Montana Fish, Wildlife, and Parks is considering a variety of alternatives in order to manage recreation use of the Madison River. The river is a popular destination for anglers and is a favorite among those looking for a relaxing summer float.

There are three main objectives listed in the proposal.

  1. Ensure long-term health and sustainability of the fisheries
  2. Diversifying angling opportunity while reducing conflicts
  3. Sustaining the ecological and economic benefits of the river to Montanans and our guests

This Environment Assessment (EA) addresses recreation management on the Madison River from the outlet of Quake Lake downstream to its confluence with the Jefferson River.

The management alternatives being considered are:

  • 1.0: Non-regulatory alternative. This proposal would remove the existing walk/wade sections on the upper Madison River and the existing requirements for the Special Recreation Permit for commercial outfitters. It would not institute any new regulations on recreational use of the river other than those specific to fishing regulations. After analysis, it is considered that this alternative would not meet the goals as established and could be detrimental to the long term health and sustainability of the fishery and would not diversify angling opportunity while reducing conflict.
  • 2.0: Status quo alternative (no action alternative). The existing walk/wade sections on the upper Madison would be retained, as would the SRP permit system for commercial outfitters. It would not institute any new regulations for recreational use other than those specific to fishing regulations. Similar to alternative 1.0, analysis indicates that this alternative could cause impacts to the long-term health and sustainability of the fishery, and would therefore not be a good fit to achieve the required goals for recreation management on the Madison River.
  • 3.0: Social conflict management alternative. This proposal would utilize different approaches to improve river user satisfaction and reduce crowding and conflict. Walk/wade sections would be changed to prohibit fishing from boats, rest/rotation sections would be instituted to provide space between commercial and non-commercial users, and access sites would be staffed or redesigned to reduce congestion. Access site acquisition and development below Greycliff FAS would be prohibited to ensure a more primitive experience is maintained. This alternative primarily addresses the goal of diversifying opportunity while minimizing conflicts.
  • 4.0: User growth limitations alternative. This proposal would cap the number of commercial outfitter client trips using one of four allocation methods to assign trips to individual outfitters. It would also consider approaches to limit certain use by non-commercial recreationists. There are a variety of options within this alternative, including varying levels of caps and methods for allocation. It additionally contemplates options for addressing noncommercial activity on the river. Based on the options within this alternative it may have negative impacts or only partially achieve the goal for recreation management on the river.
  • 5.0: Madison River recreation goal alternative. This alternative includes a combination of tools that are considered to best meet the objective stated in the Madison River goal. This proposal would change existing walk/wade sections to prohibit fishing from boats, two rest/rotation sections would be instituted to separate commercial and non-commercial users, 3 access sites would be staffed and redesigned to reduce congestion, access site development below Greycliff FAS would be restricted to ensure a more primitive experience, commercial outfitter numbers would be capped at 2019 levels, and a no-cost “stamp” would be required of all users to assess impacts of non-commercial recreation. Based on the analysis, the tools within this alternative would ensure the long-term sustainability of the fishery, provide for a diversity of angling opportunity and would sustain the ecologic and economic benefits of the river.

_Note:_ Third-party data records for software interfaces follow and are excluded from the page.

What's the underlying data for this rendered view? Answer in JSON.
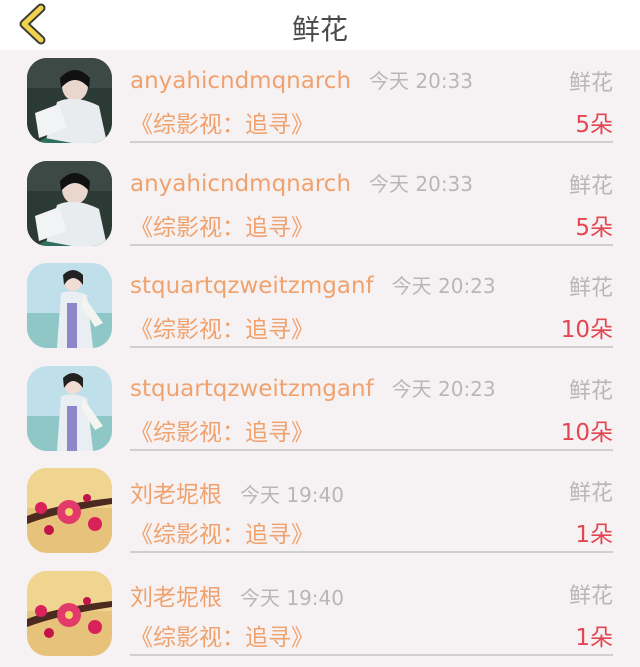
{
  "header": {
    "title": "鲜花",
    "back_icon": "chevron-left-icon"
  },
  "colors": {
    "username": "#f0a26e",
    "count": "#e34652",
    "muted": "#b7b7b7",
    "back_icon": "#f2d24a"
  },
  "rows": [
    {
      "username": "anyahicndmqnarch",
      "time": "今天 20:33",
      "gift": "鲜花",
      "book": "《综影视：追寻》",
      "count": "5朵",
      "avatar": "avatar-girl-dark"
    },
    {
      "username": "anyahicndmqnarch",
      "time": "今天 20:33",
      "gift": "鲜花",
      "book": "《综影视：追寻》",
      "count": "5朵",
      "avatar": "avatar-girl-dark"
    },
    {
      "username": "stquartqzweitzmganf",
      "time": "今天 20:23",
      "gift": "鲜花",
      "book": "《综影视：追寻》",
      "count": "10朵",
      "avatar": "avatar-girl-light"
    },
    {
      "username": "stquartqzweitzmganf",
      "time": "今天 20:23",
      "gift": "鲜花",
      "book": "《综影视：追寻》",
      "count": "10朵",
      "avatar": "avatar-girl-light"
    },
    {
      "username": "刘老坭根",
      "time": "今天 19:40",
      "gift": "鲜花",
      "book": "《综影视：追寻》",
      "count": "1朵",
      "avatar": "avatar-plum-blossom"
    },
    {
      "username": "刘老坭根",
      "time": "今天 19:40",
      "gift": "鲜花",
      "book": "《综影视：追寻》",
      "count": "1朵",
      "avatar": "avatar-plum-blossom"
    }
  ]
}
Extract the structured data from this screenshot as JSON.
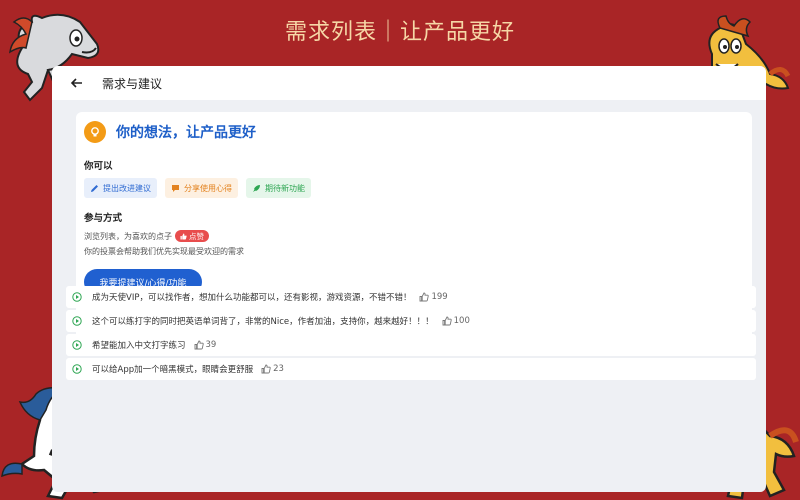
{
  "banner": {
    "title": "需求列表｜让产品更好"
  },
  "nav": {
    "title": "需求与建议",
    "back_icon": "arrow-left-icon"
  },
  "card": {
    "headline": "你的想法，让产品更好",
    "can_label": "你可以",
    "chips": [
      {
        "label": "提出改进建议",
        "icon": "pencil-icon",
        "color": "#2f6bd2"
      },
      {
        "label": "分享使用心得",
        "icon": "chat-bubble-icon",
        "color": "#e38320"
      },
      {
        "label": "期待新功能",
        "icon": "rocket-icon",
        "color": "#2ea653"
      }
    ],
    "participate_label": "参与方式",
    "browse_text": "浏览列表，为喜欢的点子",
    "like_badge": "点赞",
    "vote_text": "你的投票会帮助我们优先实现最受欢迎的需求",
    "cta_label": "我要提建议/心得/功能"
  },
  "requests": [
    {
      "text": "成为天使VIP，可以找作者，想加什么功能都可以，还有影视，游戏资源，不错不错！",
      "votes": "199"
    },
    {
      "text": "这个可以练打字的同时把英语单词背了，非常的Nice，作者加油，支持你，越来越好！！！",
      "votes": "100"
    },
    {
      "text": "希望能加入中文打字练习",
      "votes": "39"
    },
    {
      "text": "可以给App加一个暗黑模式，眼睛会更舒服",
      "votes": "23"
    }
  ],
  "colors": {
    "background": "#a92526",
    "accent": "#2060d0",
    "banner_text": "#f6d7a6"
  }
}
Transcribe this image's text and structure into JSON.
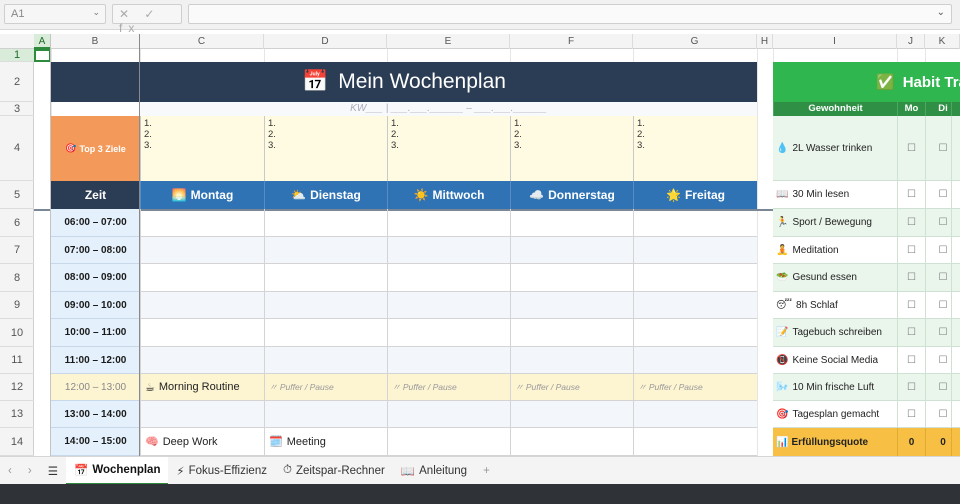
{
  "formula_bar": {
    "cell_ref": "A1",
    "tools": "✕ ✓ fx"
  },
  "columns": [
    "A",
    "B",
    "C",
    "D",
    "E",
    "F",
    "G",
    "H",
    "I",
    "J",
    "K"
  ],
  "rows": [
    "1",
    "2",
    "3",
    "4",
    "5",
    "6",
    "7",
    "8",
    "9",
    "10",
    "11",
    "12",
    "13",
    "14"
  ],
  "planner": {
    "title": "Mein Wochenplan",
    "title_icon": "📅",
    "kw_line": "KW___ | ___.___.______ – ___.___.______",
    "goals_label": "Top 3 Ziele",
    "goals_icon": "🎯",
    "goal_lines": [
      "1.\n2.\n3.",
      "1.\n2.\n3.",
      "1.\n2.\n3.",
      "1.\n2.\n3.",
      "1.\n2.\n3."
    ],
    "time_header": "Zeit",
    "days": [
      {
        "icon": "🌅",
        "label": "Montag"
      },
      {
        "icon": "⛅",
        "label": "Dienstag"
      },
      {
        "icon": "☀️",
        "label": "Mittwoch"
      },
      {
        "icon": "☁️",
        "label": "Donnerstag"
      },
      {
        "icon": "🌟",
        "label": "Freitag"
      }
    ],
    "times": [
      "06:00 – 07:00",
      "07:00 – 08:00",
      "08:00 – 09:00",
      "09:00 – 10:00",
      "10:00 – 11:00",
      "11:00 – 12:00",
      "12:00 – 13:00",
      "13:00 – 14:00",
      "14:00 – 15:00"
    ],
    "events": {
      "morning_routine": {
        "icon": "☕",
        "label": "Morning Routine"
      },
      "pause_label": "〃 Puffer / Pause",
      "deep_work": {
        "icon": "🧠",
        "label": "Deep Work"
      },
      "meeting": {
        "icon": "🗓️",
        "label": "Meeting"
      }
    }
  },
  "habits": {
    "title": "Habit Tra",
    "title_icon": "✅",
    "col_label": "Gewohnheit",
    "day_cols": [
      "Mo",
      "Di"
    ],
    "items": [
      {
        "icon": "💧",
        "label": "2L Wasser trinken"
      },
      {
        "icon": "📖",
        "label": "30 Min lesen"
      },
      {
        "icon": "🏃",
        "label": "Sport / Bewegung"
      },
      {
        "icon": "🧘",
        "label": "Meditation"
      },
      {
        "icon": "🥗",
        "label": "Gesund essen"
      },
      {
        "icon": "😴",
        "label": "8h Schlaf"
      },
      {
        "icon": "📝",
        "label": "Tagebuch schreiben"
      },
      {
        "icon": "📵",
        "label": "Keine Social Media"
      },
      {
        "icon": "🌬️",
        "label": "10 Min frische Luft"
      },
      {
        "icon": "🎯",
        "label": "Tagesplan gemacht"
      }
    ],
    "checkbox": "☐",
    "quote_label": "Erfüllungsquote",
    "quote_icon": "📊",
    "quote_values": [
      "0",
      "0"
    ]
  },
  "sheet_tabs": [
    {
      "icon": "📅",
      "label": "Wochenplan"
    },
    {
      "icon": "⚡",
      "label": "Fokus-Effizienz"
    },
    {
      "icon": "⏱",
      "label": "Zeitspar-Rechner"
    },
    {
      "icon": "📖",
      "label": "Anleitung"
    }
  ]
}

The Montana Fish, Wildlife, and Parks Commission will virtual meeting on ZOOM on Friday, June 12 to discuss the recreational management alternatives for the Madison River. Click here for additional information about the meeting.

Details for the public comment process will be available on the Montana FWP website. Public meetings will be held for the communities of Ennis, West Yellowstone, Butte and Bozeman.

At the conclusion of the public comment period FWP will weigh and balance public input to develop a Management Plan and River Recreation Rule for presentation to the Fish and Wildlife Commission. If the Commission approves the draft rule notice, there will be an additional public comment period for the specific rule. Ideally, the river recreation rule will be implemented in 2021.

Click here to view the full agenda for the virtual meeting on June 12.